Paris, Texas features some absolutely gorgeous cinematography by Robby Muller (Down by Law). For example, there is a great shot of Walt at a gas station bathed in green light while in the background the sky is red. It is a striking contrast in colors. Another memorable shot is of an orange, brown stormy sky at sunset as seen through the windshield of Walt’s car. Muller and Wenders’ compositions are fantastic as they illustrate how the characters relate to their environment. For example, in the opening scenes, Travis is constantly dwarfed by the vastness of the desert.

Paris, Texas is about how more than just geography can keep people apart. There’s the emotional distance too. This is a film about two people who got lost on purpose. They dropped out of mainstream society and lost touch with each other and their son. How does this happen and why? These are some of the questions that the film examines as Travis and Jane sift through the emotional wreckage left behind from their damaged relationship.

Special Features:

The first disc features an audio commentary by filmmaker Wim Wenders. The director talks about how he and Ry Cooder decided to use the music that is in the Paris, Texas. Wenders also talks about the origins of the film and working with Sam Shepard on the screenplay. The director talks about the genesis of the film’s title and how it relates to Travis. Wenders tells many filming anecdotes on this informative track.

Also included is a theatrical trailer.

The second disc starts off with an interview with Wenders from 2001. He had wanted to make a film about America but hadn’t done it to his satisfaction with his previous films. It wasn’t until Paris, Texas that he felt like he had achieved this goal. It was also the first time he worked in a spontaneous fashion without a pre-planned shot list.

“The Road to Paris, Texas” is a collection of interviews with key collaborators of Wenders over the years. They all speak admiringly of the man. Wenders talks about the influence of rock ‘n’ roll and road movies on his work.

Also included are interviews with both Claire Denis and Allison Anders, who worked on the film as first assistant director and production assistant respectively. They went on to become directors in their own right. They give their impressions of Wenders, how they met him and what it was like to work with the filmmaker. In addition, Anders reads from the diary that she kept while working on the film.

“Cinema Cinemas” is a segment from an April 2, 1984 episode of this French television programming featuring Wenders and composer Cooder working on the score for Paris, Texas. Wenders talks about his love of rock ‘n’ roll music. It was a dream of his to have Cooder work on his film.
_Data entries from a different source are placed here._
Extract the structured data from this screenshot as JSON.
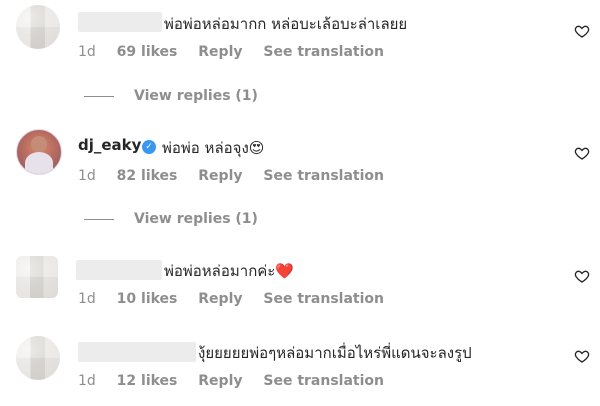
{
  "comments": [
    {
      "text": "พ่อพ่อหล่อมากก หล่อบะเล้อบะล่าเลยย",
      "time": "1d",
      "likes": "69 likes",
      "reply": "Reply",
      "translate": "See translation",
      "view_replies": "View replies (1)"
    },
    {
      "username": "dj_eaky",
      "text": "พ่อพ่อ หล่อจุง😍",
      "time": "1d",
      "likes": "82 likes",
      "reply": "Reply",
      "translate": "See translation",
      "view_replies": "View replies (1)"
    },
    {
      "text": "พ่อพ่อหล่อมากค่ะ❤️",
      "time": "1d",
      "likes": "10 likes",
      "reply": "Reply",
      "translate": "See translation"
    },
    {
      "text": "งุ้ยยยยยพ่อๆหล่อมากเมื่อไหร่พี่แดนจะลงรูป",
      "time": "1d",
      "likes": "12 likes",
      "reply": "Reply",
      "translate": "See translation"
    }
  ],
  "icons": {
    "like": "heart-outline-icon",
    "verified": "verified-badge-icon"
  },
  "colors": {
    "text": "#262626",
    "meta": "#8e8e8e",
    "verified": "#3897f0"
  }
}
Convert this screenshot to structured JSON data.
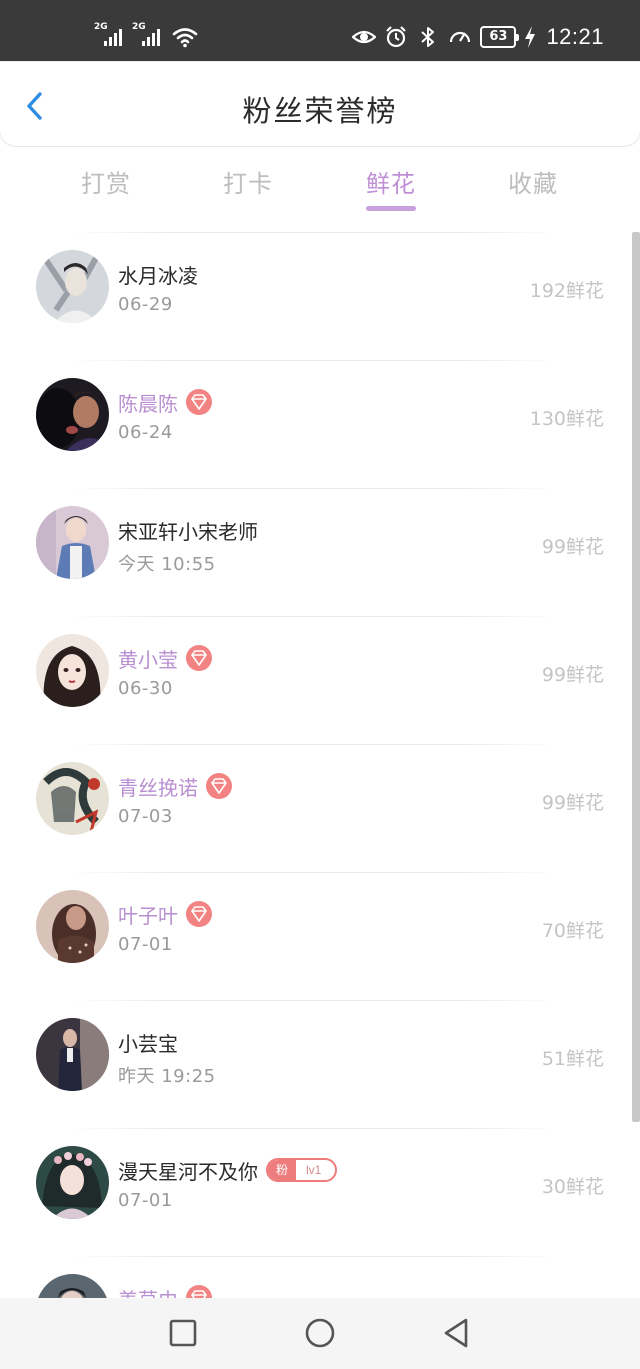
{
  "status_bar": {
    "signal1_label": "2G",
    "signal2_label": "2G",
    "battery": "63",
    "time": "12:21"
  },
  "header": {
    "title": "粉丝荣誉榜"
  },
  "tabs": [
    {
      "label": "打赏",
      "active": false
    },
    {
      "label": "打卡",
      "active": false
    },
    {
      "label": "鲜花",
      "active": true
    },
    {
      "label": "收藏",
      "active": false
    }
  ],
  "list": [
    {
      "name": "水月冰凌",
      "date": "06-29",
      "count": "192鲜花",
      "vip": false
    },
    {
      "name": "陈晨陈",
      "date": "06-24",
      "count": "130鲜花",
      "vip": true
    },
    {
      "name": "宋亚轩小宋老师",
      "date": "今天 10:55",
      "count": "99鲜花",
      "vip": false
    },
    {
      "name": "黄小莹",
      "date": "06-30",
      "count": "99鲜花",
      "vip": true
    },
    {
      "name": "青丝挽诺",
      "date": "07-03",
      "count": "99鲜花",
      "vip": true
    },
    {
      "name": "叶子叶",
      "date": "07-01",
      "count": "70鲜花",
      "vip": true
    },
    {
      "name": "小芸宝",
      "date": "昨天 19:25",
      "count": "51鲜花",
      "vip": false
    },
    {
      "name": "漫天星河不及你",
      "date": "07-01",
      "count": "30鲜花",
      "vip": false,
      "fan_badge": {
        "label": "粉",
        "level": "lv1"
      }
    },
    {
      "name": "姜草由",
      "date": "",
      "count": "",
      "vip": true
    }
  ],
  "colors": {
    "accent_purple": "#c08fd6",
    "vip_name": "#b98fd1",
    "gem_badge": "#f38282",
    "back_arrow": "#2f8de4"
  }
}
There is a collection of deleted scenes with optional commentary by Wenders. We see more of the German doctor taking care of Travis at the beginning of the film. Most of this footage is bits and pieces that just didn’t fit and were ultimately cut. Also included is fantastic Super 8 mm footage, some of which was used in the flashback sequences so as to resemble old home movies.

Finally, there are “Galleries,” one a collection of photographs that Wenders took while location scouting in Texas, Arizona, New Mexico and California. The other gallery is a nice collection of on behind-the-scenes stills taken on location.